[Element data from apps and pages]
........
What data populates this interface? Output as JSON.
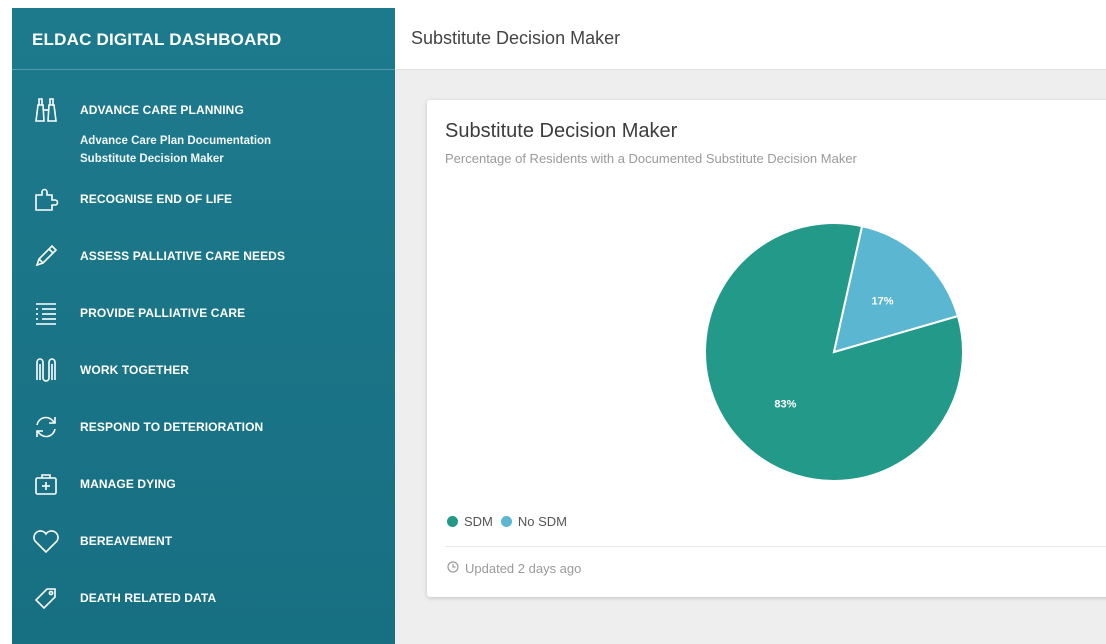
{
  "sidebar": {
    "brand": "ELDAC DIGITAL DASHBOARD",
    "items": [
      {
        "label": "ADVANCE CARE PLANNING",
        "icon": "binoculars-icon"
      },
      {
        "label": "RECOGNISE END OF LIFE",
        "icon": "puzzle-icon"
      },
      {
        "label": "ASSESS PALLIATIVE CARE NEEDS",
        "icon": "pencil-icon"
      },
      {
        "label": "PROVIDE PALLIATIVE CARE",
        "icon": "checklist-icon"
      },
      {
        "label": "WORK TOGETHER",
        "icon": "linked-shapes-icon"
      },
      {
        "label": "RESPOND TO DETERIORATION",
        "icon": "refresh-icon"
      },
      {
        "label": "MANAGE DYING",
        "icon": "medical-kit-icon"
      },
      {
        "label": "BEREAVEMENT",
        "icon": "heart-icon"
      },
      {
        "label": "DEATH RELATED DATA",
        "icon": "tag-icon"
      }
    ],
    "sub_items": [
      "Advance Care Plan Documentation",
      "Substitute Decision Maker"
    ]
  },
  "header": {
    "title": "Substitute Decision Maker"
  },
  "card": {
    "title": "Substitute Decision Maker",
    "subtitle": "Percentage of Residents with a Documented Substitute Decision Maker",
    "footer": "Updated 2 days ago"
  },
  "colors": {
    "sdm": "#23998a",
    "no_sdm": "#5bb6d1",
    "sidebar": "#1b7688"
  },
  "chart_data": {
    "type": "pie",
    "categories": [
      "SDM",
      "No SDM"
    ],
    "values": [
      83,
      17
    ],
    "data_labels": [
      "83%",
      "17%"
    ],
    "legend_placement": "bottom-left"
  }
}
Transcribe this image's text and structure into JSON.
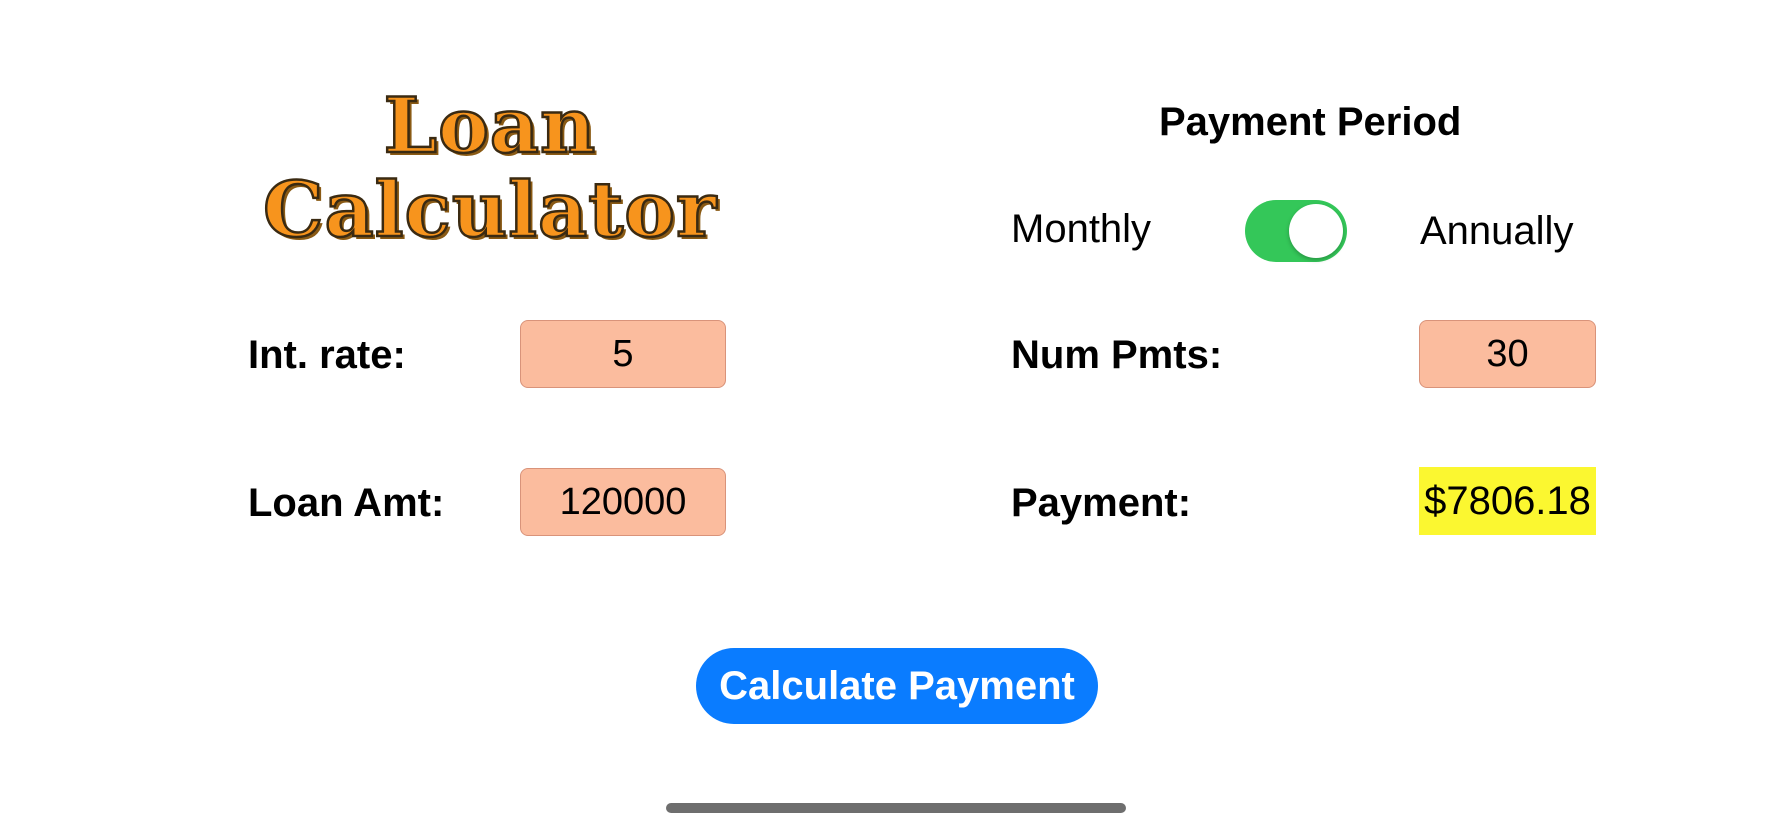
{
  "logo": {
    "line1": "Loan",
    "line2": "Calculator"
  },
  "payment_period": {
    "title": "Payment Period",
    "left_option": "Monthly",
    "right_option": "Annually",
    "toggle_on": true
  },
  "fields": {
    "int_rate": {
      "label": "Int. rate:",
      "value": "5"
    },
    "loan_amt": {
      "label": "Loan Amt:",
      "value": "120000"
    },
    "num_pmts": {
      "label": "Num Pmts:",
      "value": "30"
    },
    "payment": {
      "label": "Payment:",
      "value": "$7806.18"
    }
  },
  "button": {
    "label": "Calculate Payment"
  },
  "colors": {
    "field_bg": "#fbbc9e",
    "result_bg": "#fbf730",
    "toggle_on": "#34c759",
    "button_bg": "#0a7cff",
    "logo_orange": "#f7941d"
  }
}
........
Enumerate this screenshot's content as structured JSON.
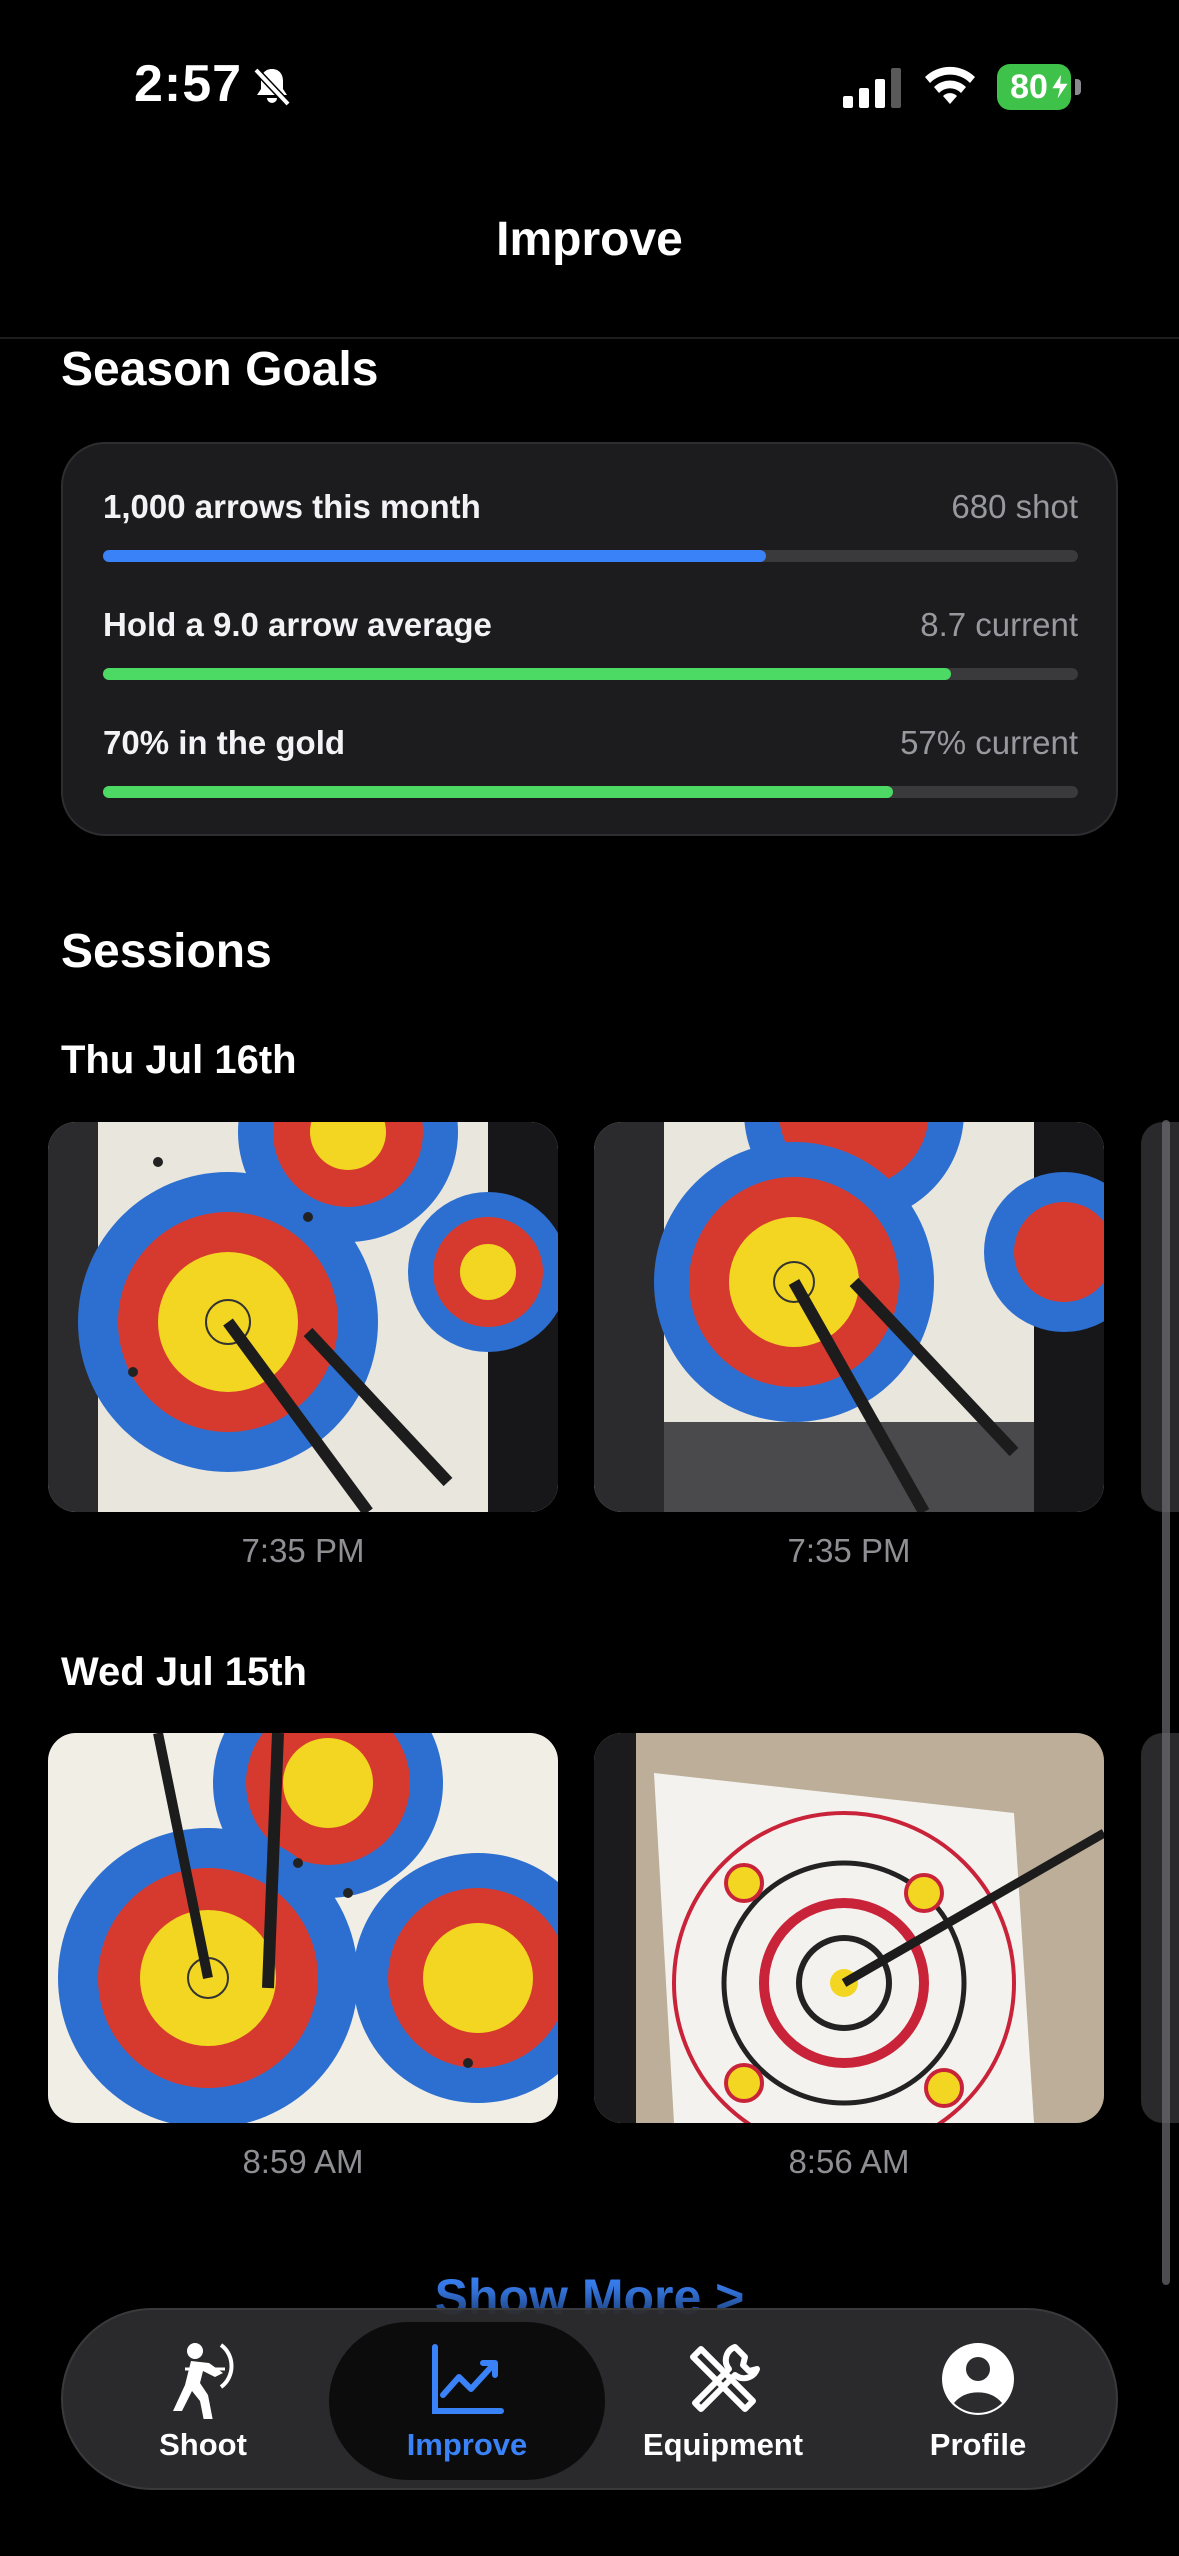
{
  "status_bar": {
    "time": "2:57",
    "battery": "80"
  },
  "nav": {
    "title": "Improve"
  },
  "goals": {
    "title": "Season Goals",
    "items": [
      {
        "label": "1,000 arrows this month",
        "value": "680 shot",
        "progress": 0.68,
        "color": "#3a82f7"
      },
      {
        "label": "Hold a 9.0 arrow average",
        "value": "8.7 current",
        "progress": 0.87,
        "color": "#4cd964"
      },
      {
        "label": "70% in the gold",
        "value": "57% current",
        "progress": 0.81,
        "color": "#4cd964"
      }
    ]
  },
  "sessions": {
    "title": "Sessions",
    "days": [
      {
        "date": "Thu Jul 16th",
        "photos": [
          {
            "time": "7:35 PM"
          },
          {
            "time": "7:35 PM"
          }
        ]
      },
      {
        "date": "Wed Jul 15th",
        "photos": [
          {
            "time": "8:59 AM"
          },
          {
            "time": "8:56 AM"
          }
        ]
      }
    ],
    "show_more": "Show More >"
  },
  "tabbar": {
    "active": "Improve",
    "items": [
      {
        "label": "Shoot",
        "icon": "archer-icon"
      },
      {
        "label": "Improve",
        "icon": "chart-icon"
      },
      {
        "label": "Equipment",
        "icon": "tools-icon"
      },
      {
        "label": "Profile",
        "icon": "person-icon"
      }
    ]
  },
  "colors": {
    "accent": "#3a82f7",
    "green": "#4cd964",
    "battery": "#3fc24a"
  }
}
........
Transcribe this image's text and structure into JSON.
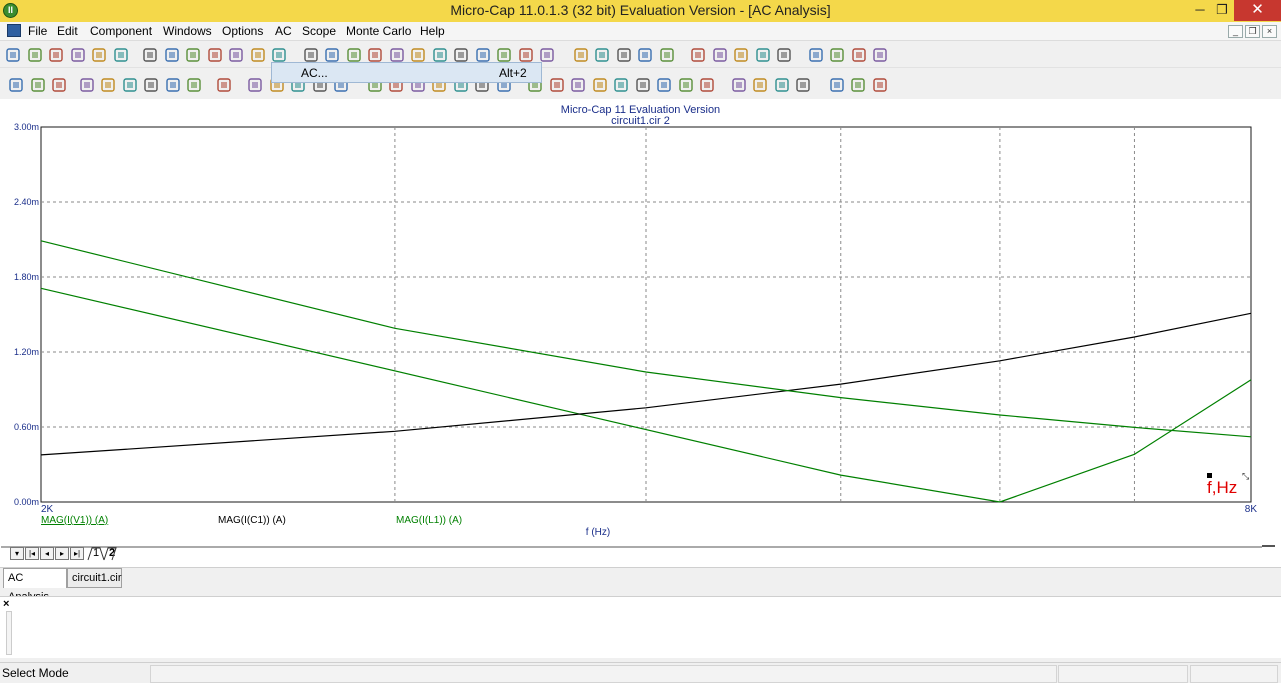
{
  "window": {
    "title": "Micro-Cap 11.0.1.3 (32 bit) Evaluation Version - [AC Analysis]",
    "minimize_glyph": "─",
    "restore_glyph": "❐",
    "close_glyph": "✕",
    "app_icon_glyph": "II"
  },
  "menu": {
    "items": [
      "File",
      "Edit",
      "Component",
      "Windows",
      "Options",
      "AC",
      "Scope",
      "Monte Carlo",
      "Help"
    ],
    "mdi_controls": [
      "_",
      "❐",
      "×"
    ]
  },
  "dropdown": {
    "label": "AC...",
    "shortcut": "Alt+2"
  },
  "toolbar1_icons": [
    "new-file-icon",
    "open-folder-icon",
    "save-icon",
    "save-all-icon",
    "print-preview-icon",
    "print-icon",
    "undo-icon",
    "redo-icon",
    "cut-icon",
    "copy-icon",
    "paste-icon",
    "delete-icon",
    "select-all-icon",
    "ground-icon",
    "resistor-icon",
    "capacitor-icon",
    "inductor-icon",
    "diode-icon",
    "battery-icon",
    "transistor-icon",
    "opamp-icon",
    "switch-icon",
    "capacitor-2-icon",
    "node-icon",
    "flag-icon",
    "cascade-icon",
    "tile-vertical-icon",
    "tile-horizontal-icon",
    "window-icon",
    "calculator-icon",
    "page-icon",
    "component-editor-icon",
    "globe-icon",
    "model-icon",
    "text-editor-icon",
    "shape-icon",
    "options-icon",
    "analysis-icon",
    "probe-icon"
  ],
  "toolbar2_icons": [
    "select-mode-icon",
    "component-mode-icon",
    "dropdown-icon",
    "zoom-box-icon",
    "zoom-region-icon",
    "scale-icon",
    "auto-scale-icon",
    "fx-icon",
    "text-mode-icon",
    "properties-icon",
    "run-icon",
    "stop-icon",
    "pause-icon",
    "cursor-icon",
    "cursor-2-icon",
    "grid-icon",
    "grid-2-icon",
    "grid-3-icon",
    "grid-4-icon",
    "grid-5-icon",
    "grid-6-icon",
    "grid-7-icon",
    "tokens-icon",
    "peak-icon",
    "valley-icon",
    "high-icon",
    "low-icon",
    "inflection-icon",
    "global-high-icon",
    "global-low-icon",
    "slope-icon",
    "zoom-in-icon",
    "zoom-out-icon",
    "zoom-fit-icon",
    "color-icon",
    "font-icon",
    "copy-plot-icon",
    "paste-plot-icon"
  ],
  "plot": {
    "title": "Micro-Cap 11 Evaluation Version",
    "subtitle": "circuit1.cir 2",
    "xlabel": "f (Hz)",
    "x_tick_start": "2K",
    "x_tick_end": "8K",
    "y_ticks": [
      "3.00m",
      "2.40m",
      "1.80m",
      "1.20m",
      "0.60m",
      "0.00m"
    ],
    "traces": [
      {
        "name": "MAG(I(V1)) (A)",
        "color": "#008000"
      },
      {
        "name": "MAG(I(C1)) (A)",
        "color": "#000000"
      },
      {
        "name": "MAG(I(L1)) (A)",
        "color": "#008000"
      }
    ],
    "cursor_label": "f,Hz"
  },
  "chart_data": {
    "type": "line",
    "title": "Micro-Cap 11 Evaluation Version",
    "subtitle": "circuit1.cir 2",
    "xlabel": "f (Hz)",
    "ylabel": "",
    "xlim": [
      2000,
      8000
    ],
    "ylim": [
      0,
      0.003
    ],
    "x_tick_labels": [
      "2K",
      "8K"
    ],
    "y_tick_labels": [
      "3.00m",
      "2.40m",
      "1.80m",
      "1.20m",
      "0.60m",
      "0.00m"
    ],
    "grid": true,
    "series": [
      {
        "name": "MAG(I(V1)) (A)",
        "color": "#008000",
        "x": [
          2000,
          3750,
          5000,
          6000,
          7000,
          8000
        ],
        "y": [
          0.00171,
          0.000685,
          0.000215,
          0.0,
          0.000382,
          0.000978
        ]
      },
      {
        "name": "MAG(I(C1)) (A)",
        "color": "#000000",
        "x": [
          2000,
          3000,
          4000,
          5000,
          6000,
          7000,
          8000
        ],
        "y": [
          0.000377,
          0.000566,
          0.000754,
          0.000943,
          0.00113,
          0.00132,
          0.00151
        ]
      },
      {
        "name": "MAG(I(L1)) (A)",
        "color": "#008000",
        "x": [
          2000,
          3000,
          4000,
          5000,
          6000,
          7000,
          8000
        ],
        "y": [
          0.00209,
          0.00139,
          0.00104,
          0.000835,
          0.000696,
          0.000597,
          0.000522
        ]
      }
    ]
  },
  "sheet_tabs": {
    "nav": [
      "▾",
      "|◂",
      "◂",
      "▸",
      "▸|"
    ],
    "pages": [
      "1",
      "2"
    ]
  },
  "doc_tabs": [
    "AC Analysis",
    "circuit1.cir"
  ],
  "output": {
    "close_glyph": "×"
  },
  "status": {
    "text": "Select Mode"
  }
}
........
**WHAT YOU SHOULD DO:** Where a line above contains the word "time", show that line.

**EXERCISE SOLUTION:**
    "time": "2:57",
            "time": "7:35 PM"
            "time": "7:35 PM"
            "time": "8:59 AM"
            "time": "8:56 AM"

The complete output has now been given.